The DVLA is proposing to remove the three-point turn from the driving test, replacing it with more "realistic" manoeuvres, such as reversing out of a parking bay.

The idea that there is something unrealistic about the three-point turn I find completely baffling. I would assure the DVLA that it is all too realistic as performed by myself. I like the three-point turn, partly because I'm good at it. Put it like this, I never failed on it in all the three times I failed my driving test. (On two occasions, I failed for going too fast, my driving instructor having made the fatal remark: "You can fail for going too slow, you know.")

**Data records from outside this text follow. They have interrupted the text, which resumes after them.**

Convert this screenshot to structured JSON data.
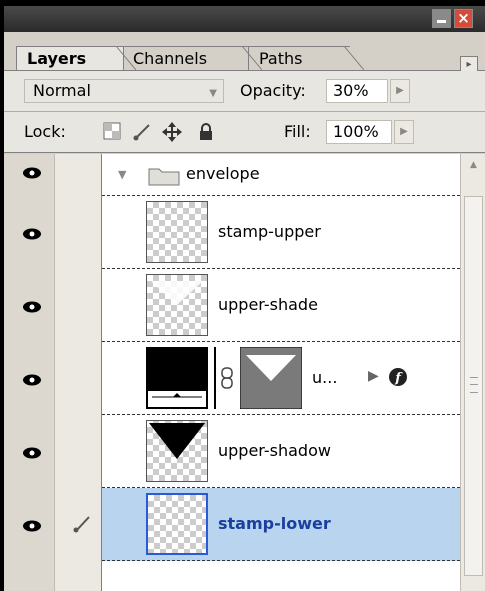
{
  "window": {
    "close_glyph": "×"
  },
  "tabs": [
    {
      "label": "Layers",
      "active": true
    },
    {
      "label": "Channels",
      "active": false
    },
    {
      "label": "Paths",
      "active": false
    }
  ],
  "options": {
    "blend_mode": "Normal",
    "opacity_label": "Opacity:",
    "opacity_value": "30%",
    "lock_label": "Lock:",
    "fill_label": "Fill:",
    "fill_value": "100%"
  },
  "layers": [
    {
      "name": "envelope",
      "type": "group",
      "expanded": true,
      "visible": true
    },
    {
      "name": "stamp-upper",
      "type": "layer",
      "visible": true
    },
    {
      "name": "upper-shade",
      "type": "layer",
      "visible": true
    },
    {
      "name": "u...",
      "type": "adjustment-with-mask",
      "visible": true,
      "has_effects": true
    },
    {
      "name": "upper-shadow",
      "type": "layer",
      "visible": true
    },
    {
      "name": "stamp-lower",
      "type": "layer",
      "visible": true,
      "selected": true
    }
  ],
  "colors": {
    "selected_row": "#b8d4ee",
    "selected_text": "#1a3f9e",
    "close_button": "#d64c3a"
  }
}
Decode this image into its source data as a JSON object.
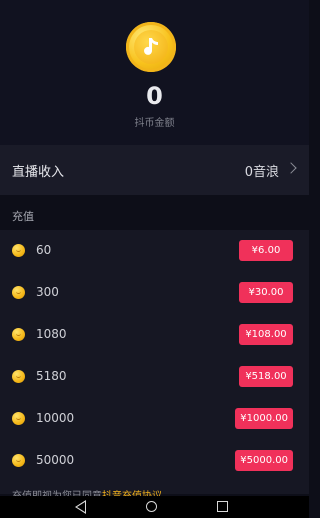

Another reason I like the three-point turn is that it is a very emphatic, iconoclastic manoeuvre, even if the DVLA has long since tried to emasculate it by calling it the "turn in the road". (Where else are you going to be turning, for God's sake?) Aside from the emergency stop, it is the only driving test manoeuvre you could imagine Steve McQueen performing.

Consider: you have to drive into the opposite lane of traffic, making people on the offside kerb think you're going to mount the pavement and kill them; you then reverse into the traffic coming along the original nearside, then you have to speed off to escape that approaching traffic. It's not quite so trenchant a manoeuvre as the U-turn, but it is much better than boringly trundling around a roundabout. Yes, there are lots of crashes at roundabouts, but, as a traffic planner once complacently told me: "They're all low-speed impacts." The three-point turn symbolises the freedom of the road, the ability to correct mistakes, and I actually look forward to performing them. Here's the scenario....

We're driving to some social function. My wife (whom I'm seriously thinking of replacing with a sat-nav) supposedly knows the way. She has twice told me to "fork left" when "turn left" would have been the obvious instruction. She has asked, "Why didn't you indicate?" when she told me about a right turn at exactly the moment we came alongside it. She has then got cross when I treated this as a rhetorical question. I now see a break in the traffic on both sides of the road. I plot the three-point turn and the accompanying three-point speech. Without warning, I veer into the offside lane ("I told you to look at map!"); I reverse rapidly into the original nearside ("But do you listen to me?"); I speed away on the original nearside. ("Well, now we're going to do things my way!")

Whether I know where I'm going in this new direction is irrelevant. The point is: it is a new direction, and the effect is cathartic, even for my wife, who might, after a minute or so, meekly offer me a boiled sweet while remarking: "Scenery's lovely going this way, isn't it?" And so all is harmony and light … until the time comes to make another three-point turn.

Andrew Martin's latest book is 'Belles & Whistles' (Profile)